Filing A Wrongful Death Lawsuit: What You Need To Know

If you have experienced the tragedy of losing a family member due to the negligence of someone else, then you should consider filing a wrongful death lawsuit. Although taking this action will not bring back your loved one, it can provide financial compensation for lost income, funeral costs and other expenses. This article examines some of the key factors to keep in mind when thinking about whether to file this type of lawsuit. 

Legal Standing 

Not everyone has the legal standing to file a wrongful death claim. The laws vary from state to state, but in all states close family members, such as parents, children and spouses have the right to sue. More distant family members may also sue in some jurisdictions, depending on the state laws. A registered domestic partner in Washington and some other states has the standing to bring a lawsuit as well. If the deceased individual left an estate, the estate's representative has the right to sue on behalf of the estate. 

Timely Manner 

Like all lawsuits, wrongful death claims must be filed in a timely manner. Most states give you two or three years to file. In the state of Washington, for example, you have three years to file a suit. In other states, the statute of limitations might be only one year. Typically the statute of limitations time limit begins when you discover the cause of your loved one's death. In some instances, however, you or your loved one might discover the negligence that led to their demise before they actually pass away. This means that, under some circumstances, the statute of limitations might begin to run before a death has occurred. 

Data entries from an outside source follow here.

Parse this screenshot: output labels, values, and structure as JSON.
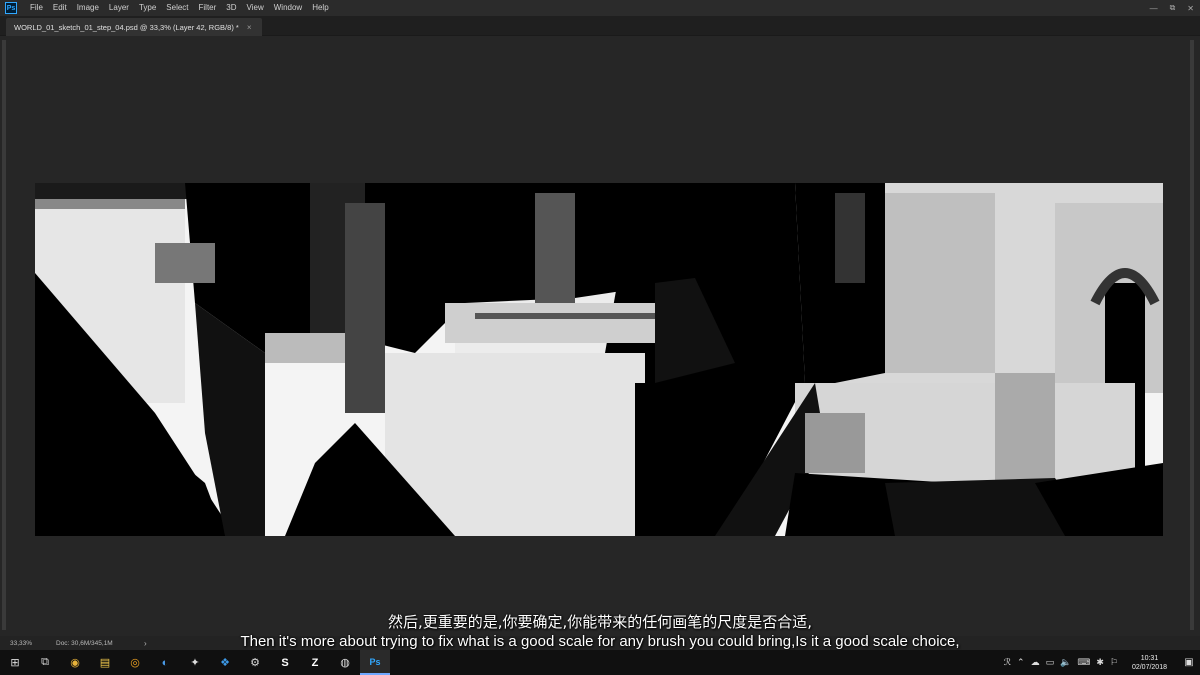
{
  "menu": {
    "items": [
      "File",
      "Edit",
      "Image",
      "Layer",
      "Type",
      "Select",
      "Filter",
      "3D",
      "View",
      "Window",
      "Help"
    ],
    "app_logo": "Ps"
  },
  "window_controls": {
    "minimize": "—",
    "restore": "⧉",
    "close": "✕"
  },
  "document": {
    "tab_title": "WORLD_01_sketch_01_step_04.psd @ 33,3% (Layer 42, RGB/8) *",
    "tab_close": "×"
  },
  "status": {
    "zoom": "33,33%",
    "doc_info": "Doc: 30,6M/345,1M",
    "arrow": "›"
  },
  "subtitles": {
    "chinese": "然后,更重要的是,你要确定,你能带来的任何画笔的尺度是否合适,",
    "english": "Then it's more about trying to fix what is a good scale for any brush you could bring,Is it a good scale choice,"
  },
  "taskbar": {
    "apps": [
      {
        "name": "start-icon",
        "glyph": "⊞"
      },
      {
        "name": "task-view-icon",
        "glyph": "⧉"
      },
      {
        "name": "chrome-icon",
        "glyph": "◉"
      },
      {
        "name": "file-explorer-icon",
        "glyph": "▤"
      },
      {
        "name": "blender-icon",
        "glyph": "◎"
      },
      {
        "name": "app-icon-blue",
        "glyph": "◐"
      },
      {
        "name": "app-icon-bird",
        "glyph": "✦"
      },
      {
        "name": "dropbox-icon",
        "glyph": "❖"
      },
      {
        "name": "settings-icon",
        "glyph": "⚙"
      },
      {
        "name": "skype-icon",
        "glyph": "S"
      },
      {
        "name": "filezilla-icon",
        "glyph": "Z"
      },
      {
        "name": "app-icon-circle",
        "glyph": "◍"
      },
      {
        "name": "photoshop-icon",
        "glyph": "Ps"
      }
    ],
    "tray_icons": [
      "ℛ",
      "⌃",
      "☁",
      "▭",
      "🔈",
      "⌨",
      "✱",
      "⚐"
    ],
    "time": "10:31",
    "date": "02/07/2018",
    "notifications": "▣"
  },
  "colors": {
    "ps_accent": "#31a8ff",
    "menubar_bg": "#2b2b2b",
    "workspace_bg": "#262626",
    "taskbar_bg": "#101010"
  }
}
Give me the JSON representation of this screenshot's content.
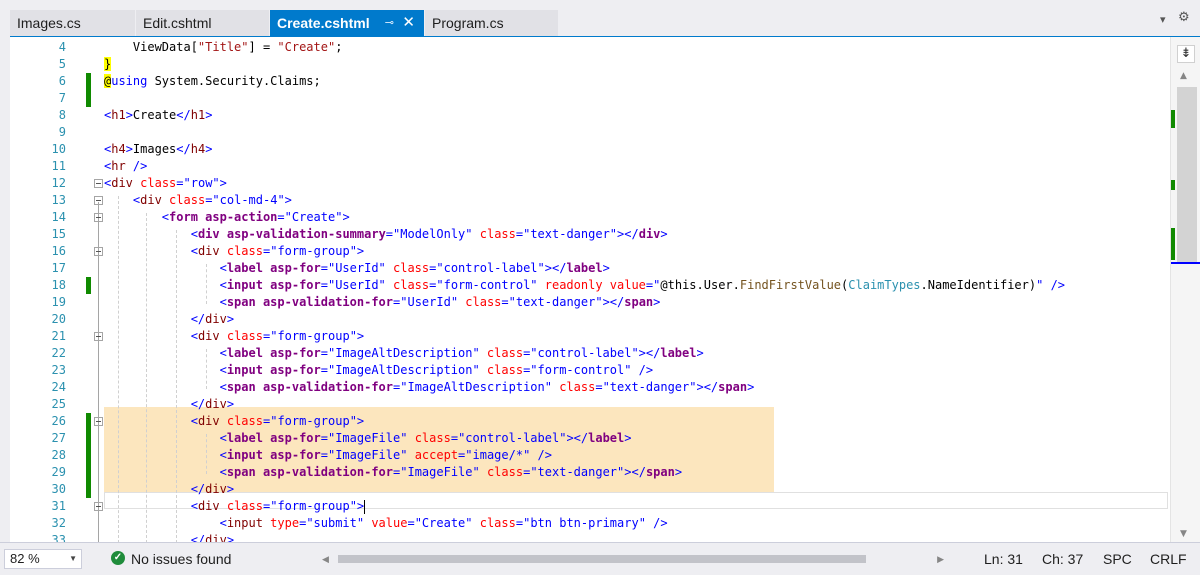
{
  "tabs": [
    {
      "label": "Images.cs",
      "active": false
    },
    {
      "label": "Edit.cshtml",
      "active": false
    },
    {
      "label": "Create.cshtml",
      "active": true
    },
    {
      "label": "Program.cs",
      "active": false
    }
  ],
  "active_tab_icons": {
    "pin": "pin-icon",
    "close": "close-icon"
  },
  "strip_icons": [
    "dropdown-icon",
    "gear-icon"
  ],
  "line_numbers": [
    "4",
    "5",
    "6",
    "7",
    "8",
    "9",
    "10",
    "11",
    "12",
    "13",
    "14",
    "15",
    "16",
    "17",
    "18",
    "19",
    "20",
    "21",
    "22",
    "23",
    "24",
    "25",
    "26",
    "27",
    "28",
    "29",
    "30",
    "31",
    "32",
    "33"
  ],
  "status": {
    "zoom": "82 %",
    "issues": "No issues found",
    "ln": "Ln: 31",
    "ch": "Ch: 37",
    "spc": "SPC",
    "eol": "CRLF"
  },
  "colors": {
    "accent": "#007acc",
    "change_marker": "#108a00",
    "highlight": "#fce6be"
  }
}
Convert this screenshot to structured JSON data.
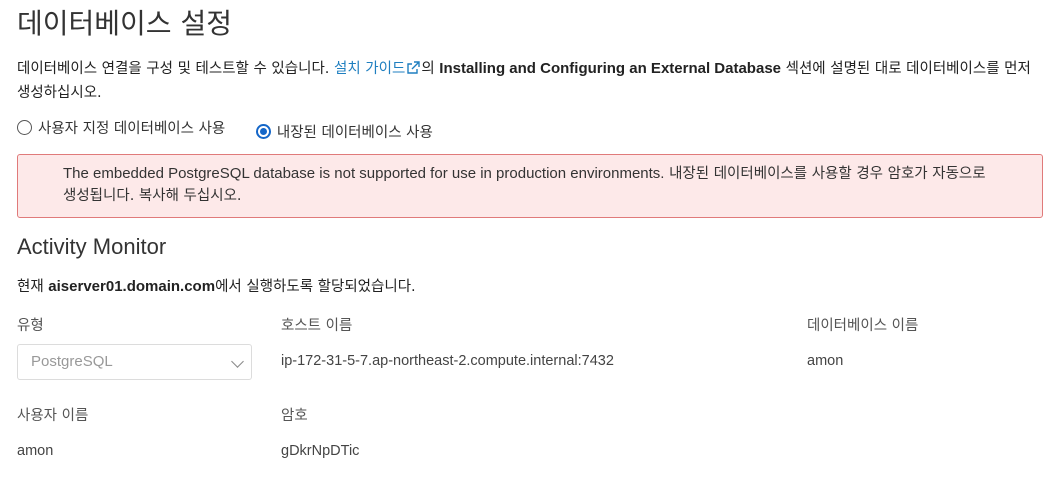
{
  "page_title": "데이터베이스 설정",
  "intro": {
    "text_before": "데이터베이스 연결을 구성 및 테스트할 수 있습니다. ",
    "link_label": "설치 가이드",
    "text_mid": "의 ",
    "bold_text": "Installing and Configuring an External Database",
    "text_after": " 섹션에 설명된 대로 데이터베이스를 먼저 생성하십시오."
  },
  "radios": [
    {
      "label": "사용자 지정 데이터베이스 사용",
      "checked": false
    },
    {
      "label": "내장된 데이터베이스 사용",
      "checked": true
    }
  ],
  "alert": {
    "text_en": "The embedded PostgreSQL database is not supported for use in production environments.",
    "text_ko": " 내장된 데이터베이스를 사용할 경우 암호가 자동으로 생성됩니다. 복사해 두십시오."
  },
  "section_title": "Activity Monitor",
  "assigned": {
    "prefix": "현재 ",
    "host": "aiserver01.domain.com",
    "suffix": "에서 실행하도록 할당되었습니다."
  },
  "fields": {
    "type_label": "유형",
    "type_value": "PostgreSQL",
    "host_label": "호스트 이름",
    "host_value": "ip-172-31-5-7.ap-northeast-2.compute.internal:7432",
    "db_label": "데이터베이스 이름",
    "db_value": "amon",
    "user_label": "사용자 이름",
    "user_value": "amon",
    "password_label": "암호",
    "password_value": "gDkrNpDTic"
  },
  "colors": {
    "link": "#1f7fc0",
    "alert_bg": "#fde9e9",
    "alert_border": "#e07a7a",
    "radio_accent": "#1466c8"
  }
}
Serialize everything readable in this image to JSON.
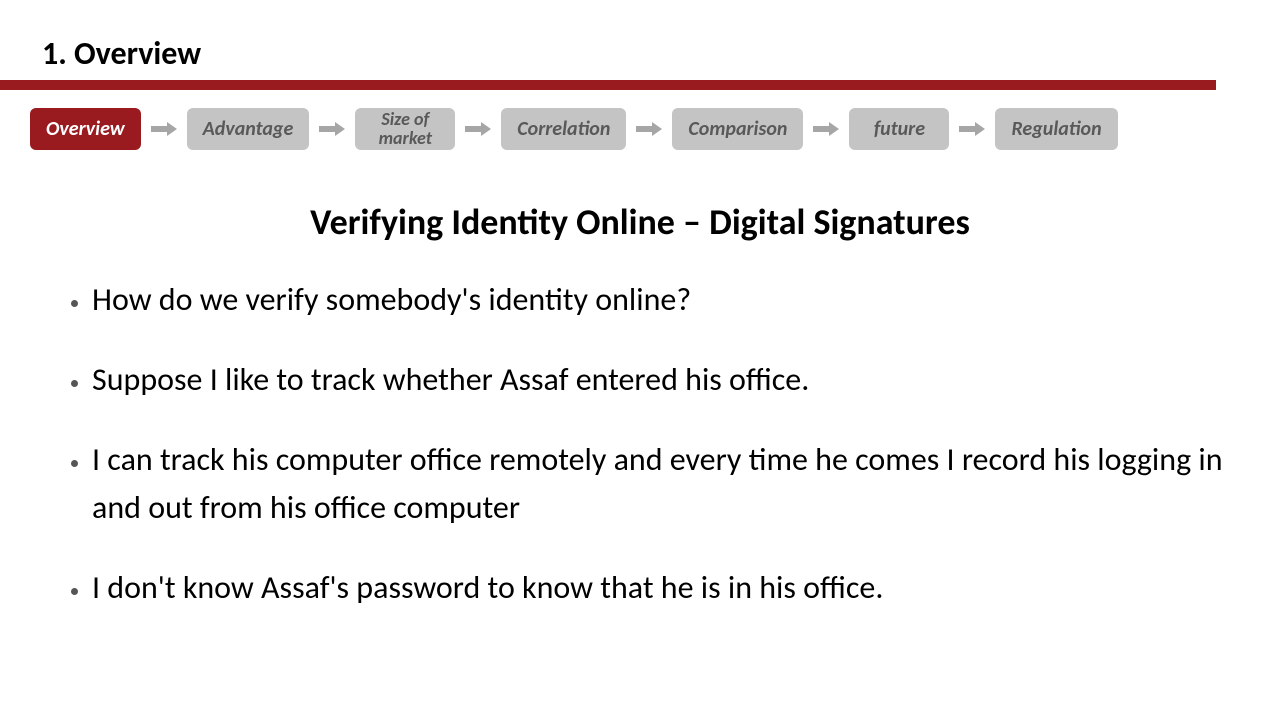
{
  "header": {
    "section_title": "1. Overview"
  },
  "breadcrumb": {
    "items": [
      {
        "label": "Overview",
        "active": true
      },
      {
        "label": "Advantage",
        "active": false
      },
      {
        "label": "Size of market",
        "active": false,
        "twoLine": true
      },
      {
        "label": "Correlation",
        "active": false
      },
      {
        "label": "Comparison",
        "active": false
      },
      {
        "label": "future",
        "active": false
      },
      {
        "label": "Regulation",
        "active": false
      }
    ]
  },
  "content": {
    "title": "Verifying Identity Online – Digital Signatures",
    "bullets": [
      "How do we verify somebody's identity online?",
      "Suppose I like to track whether Assaf entered his office.",
      "I can track his computer office remotely and every time he comes I record his logging in and out from his office computer",
      "I don't know Assaf's password to know that he is in his office."
    ]
  }
}
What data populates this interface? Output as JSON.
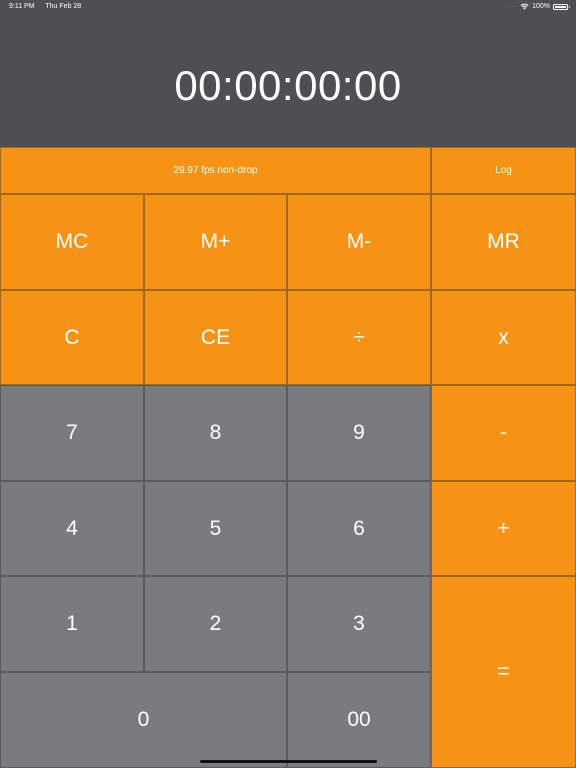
{
  "status_bar": {
    "time": "9:11 PM",
    "date": "Thu Feb 28",
    "battery": "100%",
    "signal_icon": "cellular-dots-icon",
    "wifi_icon": "wifi-icon",
    "battery_icon": "battery-icon"
  },
  "display": {
    "timecode": "00:00:00:00"
  },
  "top_bar": {
    "frame_rate": "29.97 fps non-drop",
    "log": "Log"
  },
  "keys": {
    "mc": "MC",
    "m_plus": "M+",
    "m_minus": "M-",
    "mr": "MR",
    "clear": "C",
    "clear_entry": "CE",
    "divide": "÷",
    "multiply": "x",
    "seven": "7",
    "eight": "8",
    "nine": "9",
    "minus": "-",
    "four": "4",
    "five": "5",
    "six": "6",
    "plus": "+",
    "one": "1",
    "two": "2",
    "three": "3",
    "equals": "=",
    "zero": "0",
    "double_zero": "00"
  },
  "colors": {
    "accent_orange": "#f79314",
    "key_gray": "#7a7b7e",
    "display_background": "#4f4f53"
  }
}
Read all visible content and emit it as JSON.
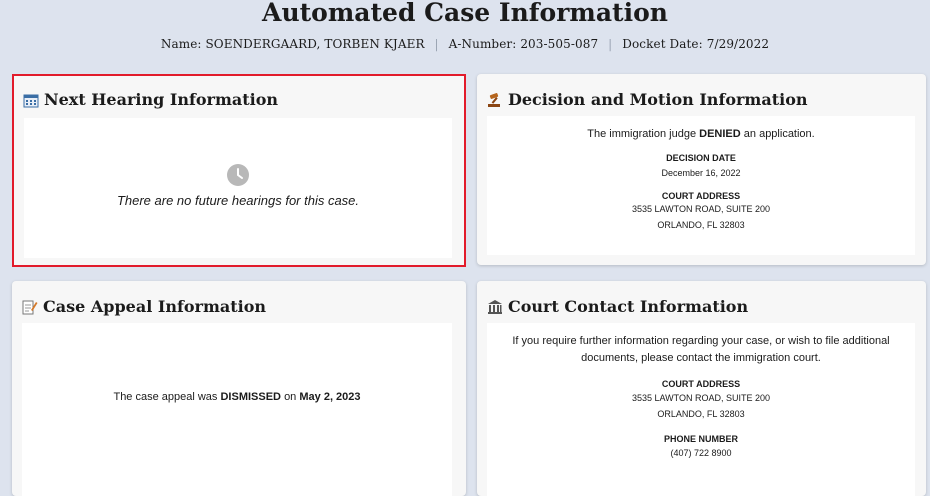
{
  "header": {
    "title": "Automated Case Information",
    "name_label": "Name:",
    "name_value": "SOENDERGAARD, TORBEN KJAER",
    "anumber_label": "A-Number:",
    "anumber_value": "203-505-087",
    "docket_label": "Docket Date:",
    "docket_value": "7/29/2022"
  },
  "next_hearing": {
    "title": "Next Hearing Information",
    "icon": "calendar-icon",
    "empty_icon": "clock-icon",
    "message": "There are no future hearings for this case."
  },
  "decision": {
    "title": "Decision and Motion Information",
    "icon": "gavel-icon",
    "text_before": "The immigration judge",
    "text_bold": "DENIED",
    "text_after": "an application.",
    "date_label": "DECISION DATE",
    "date_value": "December 16, 2022",
    "address_label": "COURT ADDRESS",
    "address_line1": "3535 LAWTON ROAD, SUITE 200",
    "address_line2": "ORLANDO, FL 32803"
  },
  "appeal": {
    "title": "Case Appeal Information",
    "icon": "edit-document-icon",
    "text_before": "The case appeal was",
    "status": "DISMISSED",
    "text_mid": "on",
    "date": "May 2, 2023"
  },
  "court_contact": {
    "title": "Court Contact Information",
    "icon": "courthouse-icon",
    "intro_line1": "If you require further information regarding your case, or wish to file additional",
    "intro_line2": "documents, please contact the immigration court.",
    "address_label": "COURT ADDRESS",
    "address_line1": "3535 LAWTON ROAD, SUITE 200",
    "address_line2": "ORLANDO, FL 32803",
    "phone_label": "PHONE NUMBER",
    "phone_value": "(407) 722 8900"
  }
}
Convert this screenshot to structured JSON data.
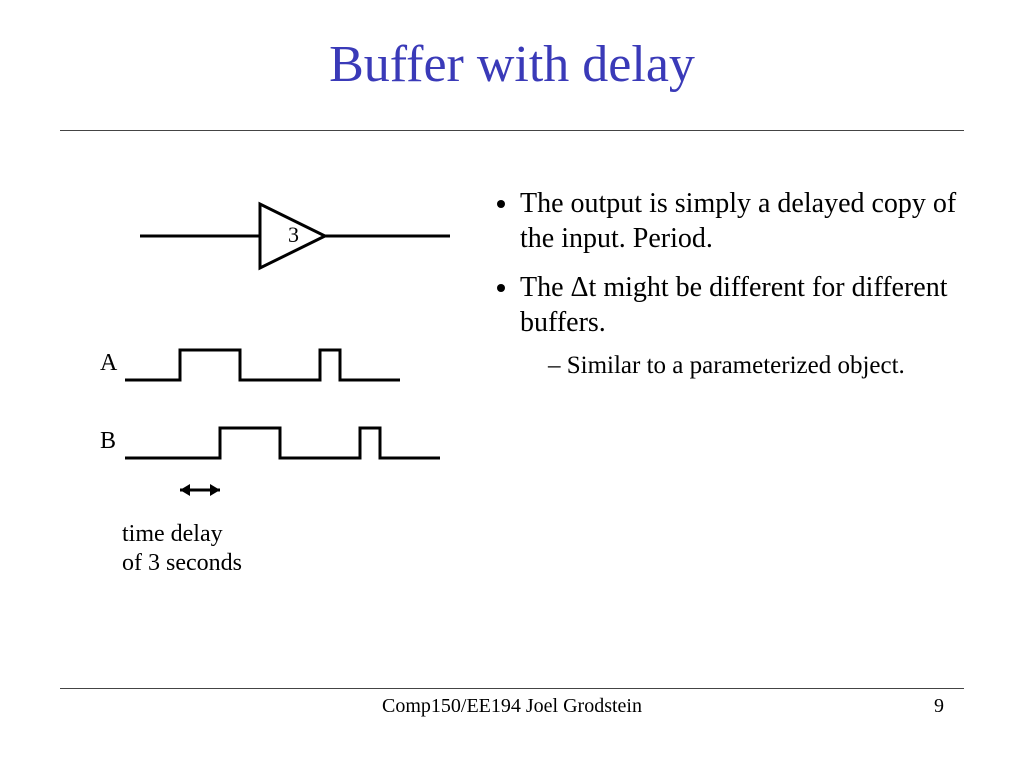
{
  "title": "Buffer with delay",
  "buffer": {
    "value": "3"
  },
  "signals": {
    "a_label": "A",
    "b_label": "B"
  },
  "delay_caption": {
    "line1": "time delay",
    "line2": "of 3 seconds"
  },
  "bullets": {
    "item1": "The output is simply a delayed copy of the input. Period.",
    "item2": "The Δt might be different for different buffers.",
    "sub1": "Similar to a parameterized object."
  },
  "footer": {
    "center": "Comp150/EE194 Joel Grodstein",
    "page": "9"
  }
}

Compensation Award 

The amount of compensation you're likely to receive if your wrongful death claim is successful depends on a variety of factors. For example, the deceased's income and earning capacity in the future often plays a crucial role in determining the amount of damages awarded to the plaintiff. If a person is elderly, for instance, then his future earning capacity is presumably lower than that of a younger person and the damages might be lowered as a result. In addition to economic damages, you can also seek punitive damages in some states, but not in others, such as Washington.

Deciding whether to bring a wrongful death lawsuit is a complex decision that is difficult for the average person to make without expert help. For more information on this complicated subject, contact a local attorney's office who specializes in these types of cases, such as Campbell, Dille, Barnett & Smith, P.L.L.C.